## Exercise prompt
If a line below contains "thumb", add it to your tally, then answer with the tally alone.

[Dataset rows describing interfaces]
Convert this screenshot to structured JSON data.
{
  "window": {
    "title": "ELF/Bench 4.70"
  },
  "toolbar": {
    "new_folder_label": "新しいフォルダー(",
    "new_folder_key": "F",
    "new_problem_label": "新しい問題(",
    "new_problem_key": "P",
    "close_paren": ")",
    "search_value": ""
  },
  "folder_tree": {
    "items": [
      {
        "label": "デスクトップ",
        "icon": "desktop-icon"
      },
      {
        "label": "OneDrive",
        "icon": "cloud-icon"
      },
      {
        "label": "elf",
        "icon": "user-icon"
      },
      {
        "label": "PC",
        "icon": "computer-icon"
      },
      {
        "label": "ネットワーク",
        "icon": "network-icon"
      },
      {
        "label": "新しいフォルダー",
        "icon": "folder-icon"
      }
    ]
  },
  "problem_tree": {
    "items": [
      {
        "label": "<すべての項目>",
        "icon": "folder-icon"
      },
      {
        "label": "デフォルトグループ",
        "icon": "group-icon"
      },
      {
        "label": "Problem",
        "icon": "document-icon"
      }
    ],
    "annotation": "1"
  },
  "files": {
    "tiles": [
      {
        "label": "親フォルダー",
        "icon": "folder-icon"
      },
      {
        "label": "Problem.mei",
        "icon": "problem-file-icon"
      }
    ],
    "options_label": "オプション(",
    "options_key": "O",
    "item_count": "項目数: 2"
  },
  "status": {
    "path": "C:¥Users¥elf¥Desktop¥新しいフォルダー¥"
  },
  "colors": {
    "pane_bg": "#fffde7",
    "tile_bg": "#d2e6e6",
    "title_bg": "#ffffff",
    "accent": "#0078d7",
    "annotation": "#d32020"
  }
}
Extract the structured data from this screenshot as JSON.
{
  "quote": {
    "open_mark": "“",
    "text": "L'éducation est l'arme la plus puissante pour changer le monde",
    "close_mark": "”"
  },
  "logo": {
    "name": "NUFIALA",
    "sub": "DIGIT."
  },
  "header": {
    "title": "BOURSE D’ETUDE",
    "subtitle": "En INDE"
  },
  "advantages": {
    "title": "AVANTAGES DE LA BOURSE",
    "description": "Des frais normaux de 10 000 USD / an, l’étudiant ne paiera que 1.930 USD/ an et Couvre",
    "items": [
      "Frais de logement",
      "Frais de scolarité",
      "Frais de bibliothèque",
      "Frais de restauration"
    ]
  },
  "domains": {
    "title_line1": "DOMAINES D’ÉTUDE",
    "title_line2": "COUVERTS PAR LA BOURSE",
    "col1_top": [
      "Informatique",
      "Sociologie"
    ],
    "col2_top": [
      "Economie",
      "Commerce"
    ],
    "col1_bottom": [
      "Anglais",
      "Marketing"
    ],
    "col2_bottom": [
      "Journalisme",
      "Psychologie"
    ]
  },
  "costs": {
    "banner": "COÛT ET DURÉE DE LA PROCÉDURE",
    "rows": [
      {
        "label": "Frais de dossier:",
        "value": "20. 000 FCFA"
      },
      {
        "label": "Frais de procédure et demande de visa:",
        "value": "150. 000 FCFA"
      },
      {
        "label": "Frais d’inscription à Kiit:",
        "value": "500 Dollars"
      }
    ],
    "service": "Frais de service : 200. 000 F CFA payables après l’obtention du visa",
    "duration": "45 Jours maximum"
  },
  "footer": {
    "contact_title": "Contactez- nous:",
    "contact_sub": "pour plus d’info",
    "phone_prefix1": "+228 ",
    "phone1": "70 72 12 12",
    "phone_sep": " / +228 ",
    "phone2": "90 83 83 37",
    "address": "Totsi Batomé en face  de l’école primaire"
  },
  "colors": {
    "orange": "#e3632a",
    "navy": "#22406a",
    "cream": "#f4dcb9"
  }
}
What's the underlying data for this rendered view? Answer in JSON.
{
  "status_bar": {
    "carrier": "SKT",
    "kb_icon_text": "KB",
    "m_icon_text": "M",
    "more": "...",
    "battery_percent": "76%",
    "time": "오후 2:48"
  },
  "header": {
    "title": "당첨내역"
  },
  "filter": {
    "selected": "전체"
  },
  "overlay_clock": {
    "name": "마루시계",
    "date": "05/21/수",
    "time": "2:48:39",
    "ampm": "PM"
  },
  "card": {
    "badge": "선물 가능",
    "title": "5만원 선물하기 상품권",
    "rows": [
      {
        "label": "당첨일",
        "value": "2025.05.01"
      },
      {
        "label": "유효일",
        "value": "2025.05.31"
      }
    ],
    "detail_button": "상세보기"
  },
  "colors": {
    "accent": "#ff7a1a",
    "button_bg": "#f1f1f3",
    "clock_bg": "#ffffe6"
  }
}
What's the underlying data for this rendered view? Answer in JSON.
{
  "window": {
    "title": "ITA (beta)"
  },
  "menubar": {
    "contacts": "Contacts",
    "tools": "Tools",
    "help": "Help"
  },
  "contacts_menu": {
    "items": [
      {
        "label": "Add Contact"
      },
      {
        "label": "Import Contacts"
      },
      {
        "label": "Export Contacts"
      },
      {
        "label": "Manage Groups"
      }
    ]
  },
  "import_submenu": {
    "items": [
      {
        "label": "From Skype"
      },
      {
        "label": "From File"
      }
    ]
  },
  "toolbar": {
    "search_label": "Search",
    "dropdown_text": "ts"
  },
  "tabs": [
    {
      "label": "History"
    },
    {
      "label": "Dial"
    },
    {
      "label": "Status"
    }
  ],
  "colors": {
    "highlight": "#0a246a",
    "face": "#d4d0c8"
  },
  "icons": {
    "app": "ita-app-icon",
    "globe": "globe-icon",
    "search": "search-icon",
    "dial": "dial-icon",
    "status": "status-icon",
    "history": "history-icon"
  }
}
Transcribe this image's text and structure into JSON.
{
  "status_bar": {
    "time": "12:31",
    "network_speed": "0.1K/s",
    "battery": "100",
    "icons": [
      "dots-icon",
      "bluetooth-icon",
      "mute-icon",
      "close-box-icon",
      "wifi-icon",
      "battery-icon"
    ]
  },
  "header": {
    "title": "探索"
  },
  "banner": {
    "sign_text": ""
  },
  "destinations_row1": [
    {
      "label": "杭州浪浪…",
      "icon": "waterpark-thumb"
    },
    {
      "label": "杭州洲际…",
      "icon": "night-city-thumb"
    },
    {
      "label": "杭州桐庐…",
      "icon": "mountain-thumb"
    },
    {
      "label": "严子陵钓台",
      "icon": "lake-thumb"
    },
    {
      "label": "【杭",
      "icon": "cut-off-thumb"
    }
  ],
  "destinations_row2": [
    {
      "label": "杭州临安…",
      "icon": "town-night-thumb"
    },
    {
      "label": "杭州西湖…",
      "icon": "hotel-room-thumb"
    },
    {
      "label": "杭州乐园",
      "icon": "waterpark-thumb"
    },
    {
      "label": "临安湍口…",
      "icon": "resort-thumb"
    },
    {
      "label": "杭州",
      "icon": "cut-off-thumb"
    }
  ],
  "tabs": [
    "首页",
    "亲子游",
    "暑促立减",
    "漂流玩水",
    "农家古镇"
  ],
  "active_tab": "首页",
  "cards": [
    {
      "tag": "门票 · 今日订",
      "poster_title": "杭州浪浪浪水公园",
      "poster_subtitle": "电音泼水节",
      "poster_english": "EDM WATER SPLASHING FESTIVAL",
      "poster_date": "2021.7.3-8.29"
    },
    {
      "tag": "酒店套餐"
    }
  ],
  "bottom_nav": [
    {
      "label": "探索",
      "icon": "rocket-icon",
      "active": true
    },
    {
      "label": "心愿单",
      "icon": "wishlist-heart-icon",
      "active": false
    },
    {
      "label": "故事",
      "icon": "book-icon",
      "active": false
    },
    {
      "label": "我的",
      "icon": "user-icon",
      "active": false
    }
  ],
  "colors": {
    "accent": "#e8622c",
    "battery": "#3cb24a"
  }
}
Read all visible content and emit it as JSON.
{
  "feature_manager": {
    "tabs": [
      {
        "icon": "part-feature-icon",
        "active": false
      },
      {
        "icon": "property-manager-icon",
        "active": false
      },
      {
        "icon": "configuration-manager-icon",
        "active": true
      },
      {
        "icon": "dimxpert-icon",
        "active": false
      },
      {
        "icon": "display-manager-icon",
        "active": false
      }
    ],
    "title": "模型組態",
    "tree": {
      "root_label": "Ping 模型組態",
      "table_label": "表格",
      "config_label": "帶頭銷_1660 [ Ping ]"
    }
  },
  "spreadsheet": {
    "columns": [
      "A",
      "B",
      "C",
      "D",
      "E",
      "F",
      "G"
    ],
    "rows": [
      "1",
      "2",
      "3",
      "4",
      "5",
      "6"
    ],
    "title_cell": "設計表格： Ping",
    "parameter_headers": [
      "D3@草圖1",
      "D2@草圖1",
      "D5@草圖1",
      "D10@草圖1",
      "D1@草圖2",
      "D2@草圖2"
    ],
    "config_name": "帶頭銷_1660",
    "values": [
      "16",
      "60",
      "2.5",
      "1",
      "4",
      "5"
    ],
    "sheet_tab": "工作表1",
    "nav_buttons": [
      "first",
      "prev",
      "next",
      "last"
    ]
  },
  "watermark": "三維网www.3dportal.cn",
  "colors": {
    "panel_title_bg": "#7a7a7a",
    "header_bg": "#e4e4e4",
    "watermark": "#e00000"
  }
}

## Solution for this task
10